Hawk moths may be jamming bat sonar signals by rubbing their genitals.
The behaviour, reported in Biology Letters on 3 July, creates an ultrasonic noise that could be used to scare off an attacking bat and to jam the bat's sonar.
Radar jamming is a common tool in human warfare, clearing the way for aircraft to bomb enemy targets without detection. By flooding the radar frequency with noise, an attacker can render radar useless. A radar operator can resist by switching frequencies randomly, but modern attack techniques, reported to have been used by Israel during a 2007 attack on Syria, bypasses traditional "jamming" altogether and straight-up hacks the enemy radar.

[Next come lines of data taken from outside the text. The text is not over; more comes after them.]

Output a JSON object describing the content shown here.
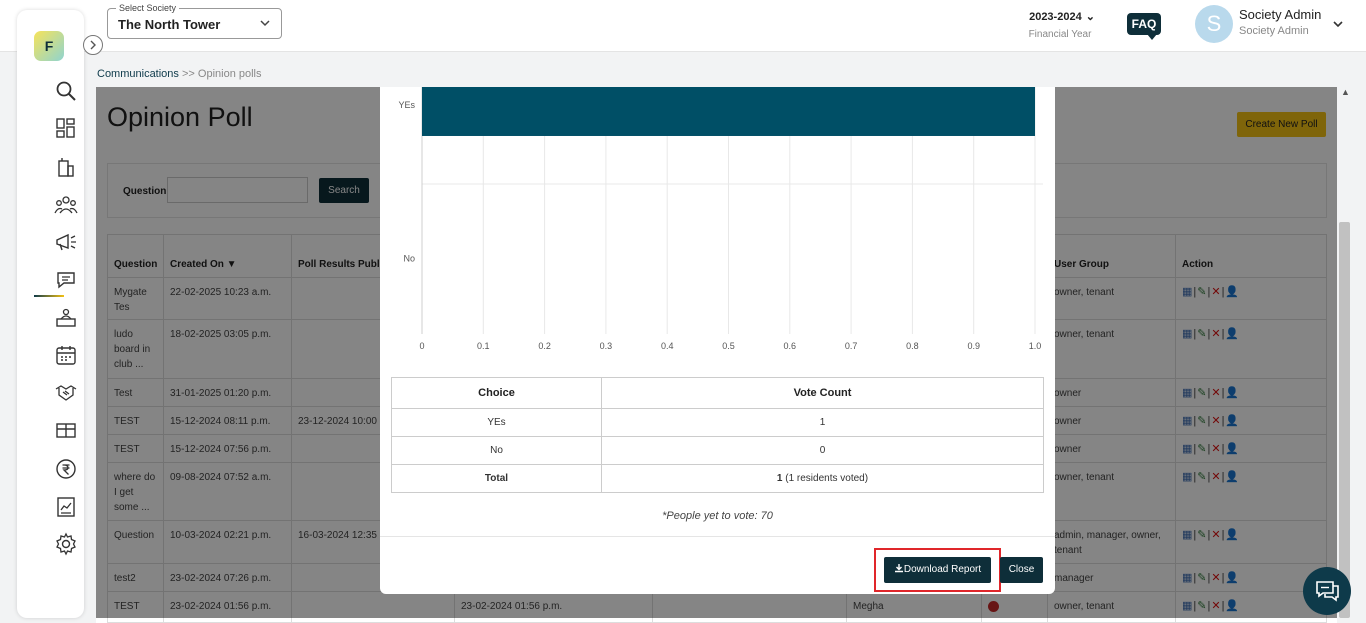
{
  "header": {
    "society_select_label": "Select Society",
    "society_selected": "The North Tower",
    "financial_year": "2023-2024",
    "financial_year_label": "Financial Year",
    "faq": "FAQ",
    "avatar_letter": "S",
    "user_name": "Society Admin",
    "user_role": "Society Admin"
  },
  "sidebar": {
    "logo_text": "F",
    "icons": [
      "search-icon",
      "dashboard-icon",
      "building-icon",
      "people-icon",
      "megaphone-icon",
      "chat-icon",
      "helpdesk-icon",
      "calendar-icon",
      "handshake-icon",
      "amenities-icon",
      "rupee-icon",
      "reports-icon",
      "settings-icon"
    ]
  },
  "breadcrumb": {
    "parent": "Communications",
    "sep": " >> ",
    "current": "Opinion polls"
  },
  "page": {
    "title": "Opinion Poll",
    "create_button": "Create New Poll",
    "question_label": "Question",
    "search_button": "Search"
  },
  "table": {
    "headers": [
      "Question",
      "Created On ▼",
      "Poll Results Publis",
      "",
      "",
      "",
      "",
      "User Group",
      "Action"
    ],
    "rows": [
      {
        "question": "Mygate Tes",
        "created": "22-02-2025 10:23 a.m.",
        "published": "",
        "col4": "",
        "col5": "",
        "col6": "",
        "status": "",
        "group": "owner, tenant"
      },
      {
        "question": "ludo board in club ...",
        "created": "18-02-2025 03:05 p.m.",
        "published": "",
        "col4": "",
        "col5": "",
        "col6": "",
        "status": "",
        "group": "owner, tenant"
      },
      {
        "question": "Test",
        "created": "31-01-2025 01:20 p.m.",
        "published": "",
        "col4": "",
        "col5": "",
        "col6": "",
        "status": "",
        "group": "owner"
      },
      {
        "question": "TEST",
        "created": "15-12-2024 08:11 p.m.",
        "published": "23-12-2024 10:00 a",
        "col4": "",
        "col5": "",
        "col6": "",
        "status": "",
        "group": "owner"
      },
      {
        "question": "TEST",
        "created": "15-12-2024 07:56 p.m.",
        "published": "",
        "col4": "",
        "col5": "",
        "col6": "",
        "status": "",
        "group": "owner"
      },
      {
        "question": "where do I get some ...",
        "created": "09-08-2024 07:52 a.m.",
        "published": "",
        "col4": "",
        "col5": "",
        "col6": "",
        "status": "",
        "group": "owner, tenant"
      },
      {
        "question": "Question",
        "created": "10-03-2024 02:21 p.m.",
        "published": "16-03-2024 12:35 a",
        "col4": "",
        "col5": "",
        "col6": "",
        "status": "",
        "group": "admin, manager, owner, tenant"
      },
      {
        "question": "test2",
        "created": "23-02-2024 07:26 p.m.",
        "published": "",
        "col4": "",
        "col5": "",
        "col6": "",
        "status": "",
        "group": "manager"
      },
      {
        "question": "TEST",
        "created": "23-02-2024 01:56 p.m.",
        "published": "",
        "col4": "23-02-2024 01:56 p.m.",
        "col5": "",
        "col6": "Megha",
        "status": "closed",
        "group": "owner, tenant"
      }
    ]
  },
  "modal": {
    "chart_data": {
      "type": "bar",
      "orientation": "horizontal",
      "categories": [
        "YEs",
        "No"
      ],
      "values": [
        1,
        0
      ],
      "xlim": [
        0,
        1.0
      ],
      "xticks": [
        "0",
        "0.1",
        "0.2",
        "0.3",
        "0.4",
        "0.5",
        "0.6",
        "0.7",
        "0.8",
        "0.9",
        "1.0"
      ],
      "grid": true,
      "bar_color": "#004f66"
    },
    "vote_table": {
      "headers": [
        "Choice",
        "Vote Count"
      ],
      "rows": [
        {
          "choice": "YEs",
          "count": "1"
        },
        {
          "choice": "No",
          "count": "0"
        }
      ],
      "total_label": "Total",
      "total_count": "1",
      "total_note": " (1 residents voted)"
    },
    "people_yet": "*People yet to vote: 70",
    "download_button": "Download Report",
    "close_button": "Close"
  }
}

A similar arms race has been going on in the natural world between bats, which rely on ultrasonic echolocation -- or sonar -- to "see", and some species of moths, which have developed special bat-detecting ears and, as this latest study shows, techniques to counter a bat's sonar.